Constitutional Isomers vs Stereoisomers
In general, isomer is a term used in Chemistry, specifically in Organic Chemistry, to refer to molecules with the same molecular formula but have different chemical structures. Due to the variance in the chemical structures, these molecules also exhibit different chemical and physical properties from each other in general, yet having the same molecular formula.
What are Constitutional Isomers?
Constitutional isomers are also known as structural isomers because these molecules having the same molecular formula only differ from each other in the way the individual atoms are connected. The name structural isomers itself clearly suggests this idea. There are three sub-divisions under constitutional isomers; they are skeletal, positional and functional group isomers.
Skeletal isomers are isomers where the main chain in the compound gets branched out in different ways through different forms of connectivity. For example, if a compound has six Carbon atoms, let’s assume it’s composed of only Carbon and Hydrogen atoms for convenience; if these elements are placed in a straight chain, the compound can be named as the alkane ‘Hexane’. A typical hexane molecule would have six Carbon atoms and fourteen Hydrogen atoms. Now let’s look at other ways of connectivity. Suppose the Carbon atom at the end of the chain was removed and fixed on to the second Carbon atom. Then the main chain would be shortened to five Carbon atoms with the additional Carbon atom at a branch point. This new compound can be named as the alkane ‘2-methylpentane’. Likewise, other branch points can be created by adding methyl groups to different places along the chain. Some other ways of connectivity include; 2,3-dimethylbutane, 2,2-dimethylbutane, 3-methylpentane etc.

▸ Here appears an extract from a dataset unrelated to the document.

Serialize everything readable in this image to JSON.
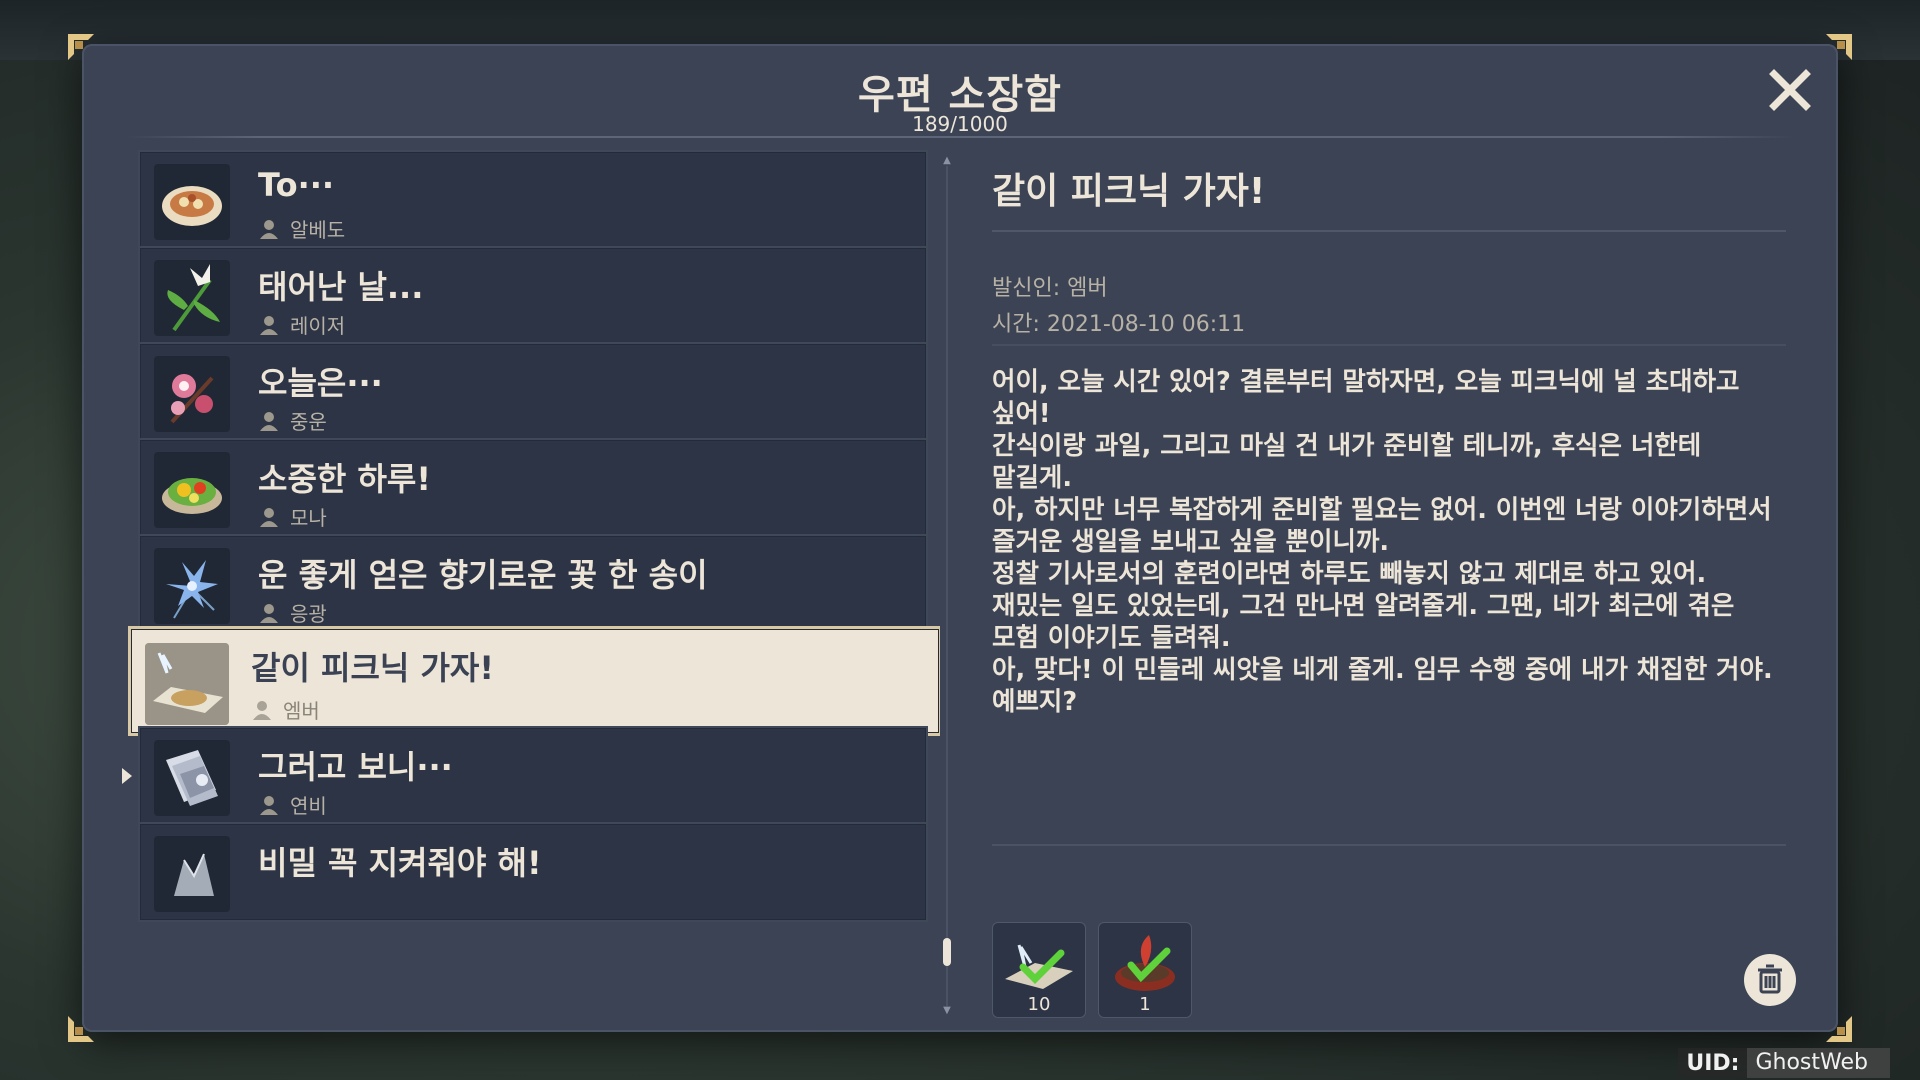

If the compound that one is dealing with has functional groups in it such as alcohol, amine, ketone/aldehyde etc., by displacing the functional groups onto various Carbon atoms along the main Carbon chain, several different molecules can be created; yet each having the same molecular formula. This type of isomerism is called positional isomerism. At times, when attempting to re-arrange elements ordered in a molecular formula, one could create molecules having different functional groups, yet sticking to the same elemental composition given in the molecular formula; this is known as a functional group isomerism. Alcohols and ethers can be comfortably interchanged this way (e.g. CH3-O-CH3 and CH3-CH2-OH) and with the right amount of unsaturation present, it can be exchanged with ketones and aldehydes, as well. Another common example is a straight chain hexene and a cyclohexane compound. Changes in functional groups vastly affect the chemical properties of the compound and also its physical characteristics.
What are Stereoisomers?
Stereoisomers are isomeric compounds with the same molecular formula and also have the same connectivity of atoms, but only differ in the 3 dimensional arrangements of atoms in space, hence also known as spatial isomers. There are different kinds of stereoisomers namely; enantiomers, diastereomers, cis-trans isomers, conformational isomers etc.
Enantiomers are molecules that are mirror images of each other; hence these molecules are non-superimposable. The magic is created by centres called chiral centres. These are Carbon atoms that have four different groups connected to it. Chiral centres are responsible for creating enantiomers, and these molecules have almost identical properties, but they can be identified from the way they rotate plane polarized light. Therefore, these are also called optical isomers. There are also stereoisomers that are not enantiomers, that is they are not mirror images of each other, and some such molecules are; diastereomers, cis-trans isomers and conformers. There’s a special class of diastereomers called meso compounds, which have a mirror plane within the molecule, but the molecule taken as a whole, its mirror image doesn’t form another molecule, but instead results the same molecule. Conformers are molecules that have the same connectivity but takes different shapes; e.g. various conformations of cyclohexane; chair, boat, half boat etc.
What is the difference between Constitutional Isomers and Stereoisomers?
• Constitutional isomers have atoms connected in different orders whereas, in stereoisomers, the connectivity in atoms is similar but the 3D arrangement of atoms in space is different
• Chirality is seen in stereoisomers and not in constitutional isomers.
• Constitutional isomers can have very different chemical names from each other, whereas stereoisomers will usually have the same chemical name with a letter or symbol of identification of orientation in front of the name.
• The chemical and physical properties of constitutional isomers differ more rapidly than between stereoisomers.